▶ _What the exercise asks_: In the data below, which lines contain "shortcut"? List them by copying each one.

START Data under study

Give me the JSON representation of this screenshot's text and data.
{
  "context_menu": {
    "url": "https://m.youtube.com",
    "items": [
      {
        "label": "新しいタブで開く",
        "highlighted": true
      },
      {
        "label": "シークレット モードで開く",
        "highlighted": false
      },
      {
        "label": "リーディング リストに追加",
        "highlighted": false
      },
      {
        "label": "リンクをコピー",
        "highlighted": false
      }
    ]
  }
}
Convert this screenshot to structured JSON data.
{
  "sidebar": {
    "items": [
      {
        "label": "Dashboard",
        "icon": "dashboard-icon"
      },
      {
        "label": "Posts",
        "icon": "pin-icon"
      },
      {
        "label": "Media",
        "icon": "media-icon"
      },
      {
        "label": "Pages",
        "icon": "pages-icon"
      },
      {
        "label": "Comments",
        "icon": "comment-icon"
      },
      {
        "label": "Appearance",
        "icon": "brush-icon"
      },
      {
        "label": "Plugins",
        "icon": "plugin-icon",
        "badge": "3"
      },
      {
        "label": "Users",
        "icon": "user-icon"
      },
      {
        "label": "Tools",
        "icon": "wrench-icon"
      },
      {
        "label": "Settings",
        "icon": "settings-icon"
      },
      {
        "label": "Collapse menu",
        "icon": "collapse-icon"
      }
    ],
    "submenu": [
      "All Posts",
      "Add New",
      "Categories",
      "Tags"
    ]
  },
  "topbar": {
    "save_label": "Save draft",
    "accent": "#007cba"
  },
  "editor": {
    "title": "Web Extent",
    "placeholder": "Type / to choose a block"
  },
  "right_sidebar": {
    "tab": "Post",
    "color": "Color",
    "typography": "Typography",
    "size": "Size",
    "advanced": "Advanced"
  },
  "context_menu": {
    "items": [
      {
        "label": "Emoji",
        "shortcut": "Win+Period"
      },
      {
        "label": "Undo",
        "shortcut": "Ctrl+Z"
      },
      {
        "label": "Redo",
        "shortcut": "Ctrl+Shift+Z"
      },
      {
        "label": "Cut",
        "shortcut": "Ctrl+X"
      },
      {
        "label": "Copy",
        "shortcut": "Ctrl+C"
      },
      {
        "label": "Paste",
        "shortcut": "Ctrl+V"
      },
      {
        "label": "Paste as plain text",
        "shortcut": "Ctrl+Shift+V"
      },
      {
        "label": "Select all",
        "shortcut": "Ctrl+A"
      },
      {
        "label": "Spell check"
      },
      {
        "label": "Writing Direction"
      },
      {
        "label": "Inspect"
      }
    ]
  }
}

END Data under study

▶ _Result_:
        "shortcut": "Win+Period"
        "shortcut": "Ctrl+Z"
        "shortcut": "Ctrl+Shift+Z"
        "shortcut": "Ctrl+X"
        "shortcut": "Ctrl+C"
        "shortcut": "Ctrl+V"
        "shortcut": "Ctrl+Shift+V"
        "shortcut": "Ctrl+A"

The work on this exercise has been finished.